═════ DATA EXTRACTS

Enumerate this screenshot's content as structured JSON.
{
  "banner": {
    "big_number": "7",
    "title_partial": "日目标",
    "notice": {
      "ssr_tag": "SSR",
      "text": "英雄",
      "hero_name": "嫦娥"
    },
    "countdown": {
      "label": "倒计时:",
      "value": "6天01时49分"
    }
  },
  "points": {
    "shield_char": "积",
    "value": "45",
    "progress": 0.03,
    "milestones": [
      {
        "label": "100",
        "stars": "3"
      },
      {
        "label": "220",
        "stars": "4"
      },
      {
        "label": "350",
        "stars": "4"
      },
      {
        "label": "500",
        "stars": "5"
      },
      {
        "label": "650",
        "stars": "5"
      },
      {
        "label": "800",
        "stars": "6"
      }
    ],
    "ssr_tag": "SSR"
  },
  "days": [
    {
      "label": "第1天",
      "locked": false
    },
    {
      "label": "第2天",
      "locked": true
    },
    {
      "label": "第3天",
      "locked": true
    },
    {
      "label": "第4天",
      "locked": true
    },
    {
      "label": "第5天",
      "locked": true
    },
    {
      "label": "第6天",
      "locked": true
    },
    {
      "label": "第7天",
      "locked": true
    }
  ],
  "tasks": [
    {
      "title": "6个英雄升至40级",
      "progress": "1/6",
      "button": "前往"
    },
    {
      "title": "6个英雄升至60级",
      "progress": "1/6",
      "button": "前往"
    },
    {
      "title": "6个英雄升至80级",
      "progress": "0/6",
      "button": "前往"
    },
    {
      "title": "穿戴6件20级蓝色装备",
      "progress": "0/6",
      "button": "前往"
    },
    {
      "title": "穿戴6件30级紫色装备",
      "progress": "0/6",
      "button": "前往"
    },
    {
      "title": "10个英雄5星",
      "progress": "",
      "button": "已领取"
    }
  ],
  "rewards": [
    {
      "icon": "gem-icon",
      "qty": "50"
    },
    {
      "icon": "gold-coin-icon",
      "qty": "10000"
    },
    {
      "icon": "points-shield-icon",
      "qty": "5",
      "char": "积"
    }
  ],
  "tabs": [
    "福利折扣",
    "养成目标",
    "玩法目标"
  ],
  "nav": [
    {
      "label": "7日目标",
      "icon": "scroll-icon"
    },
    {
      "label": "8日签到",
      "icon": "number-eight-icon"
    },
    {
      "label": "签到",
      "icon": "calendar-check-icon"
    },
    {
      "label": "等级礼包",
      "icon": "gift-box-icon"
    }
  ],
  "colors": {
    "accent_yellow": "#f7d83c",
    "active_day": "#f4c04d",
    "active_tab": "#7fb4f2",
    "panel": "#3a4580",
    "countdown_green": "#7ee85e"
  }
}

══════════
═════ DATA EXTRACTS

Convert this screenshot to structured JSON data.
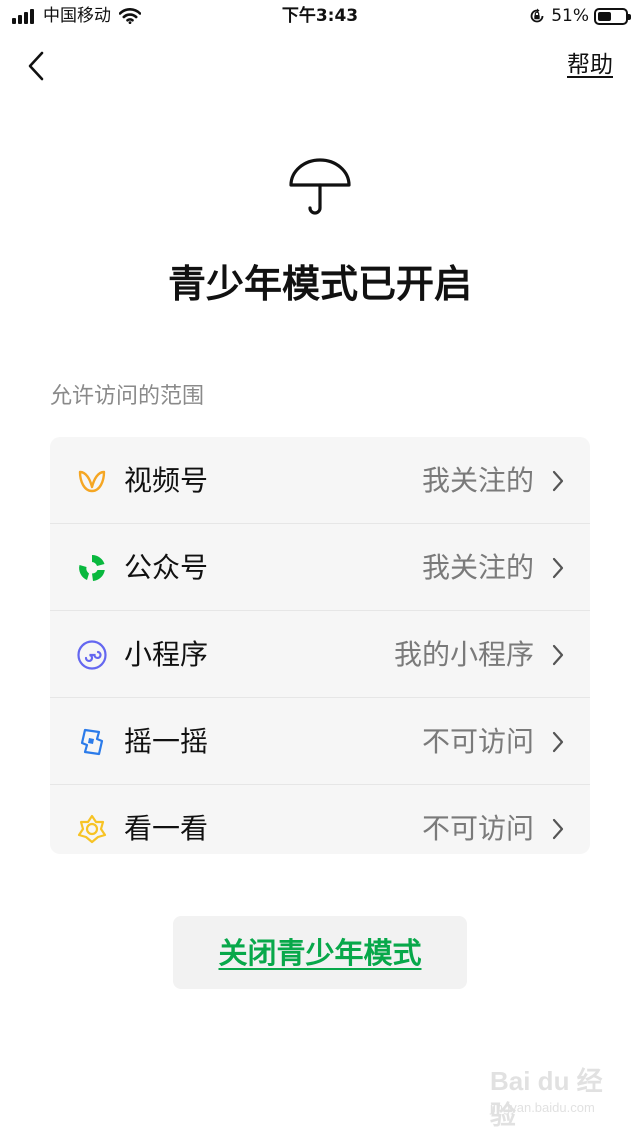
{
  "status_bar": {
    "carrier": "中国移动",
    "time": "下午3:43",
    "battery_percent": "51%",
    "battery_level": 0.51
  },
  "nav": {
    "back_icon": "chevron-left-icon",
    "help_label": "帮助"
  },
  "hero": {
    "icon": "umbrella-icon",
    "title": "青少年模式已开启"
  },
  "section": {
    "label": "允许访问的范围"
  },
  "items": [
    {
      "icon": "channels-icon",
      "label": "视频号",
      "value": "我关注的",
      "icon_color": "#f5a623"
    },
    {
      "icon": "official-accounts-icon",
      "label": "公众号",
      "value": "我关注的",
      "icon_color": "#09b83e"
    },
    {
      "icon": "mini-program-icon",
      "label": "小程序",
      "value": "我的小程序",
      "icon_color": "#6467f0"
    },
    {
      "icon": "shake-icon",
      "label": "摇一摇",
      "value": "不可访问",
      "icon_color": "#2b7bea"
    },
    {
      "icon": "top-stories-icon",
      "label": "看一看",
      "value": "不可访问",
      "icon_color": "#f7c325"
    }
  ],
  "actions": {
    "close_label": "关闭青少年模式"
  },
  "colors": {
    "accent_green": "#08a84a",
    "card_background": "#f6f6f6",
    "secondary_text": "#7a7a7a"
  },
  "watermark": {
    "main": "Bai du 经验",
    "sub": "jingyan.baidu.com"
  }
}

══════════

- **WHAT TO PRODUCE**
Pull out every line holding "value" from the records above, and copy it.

- **ANSWER FOR THIS EXERCISE**
      "value": "6天01时49分"
    "value": "45",
      "value": "我关注的",
      "value": "我关注的",
      "value": "我的小程序",
      "value": "不可访问",
      "value": "不可访问",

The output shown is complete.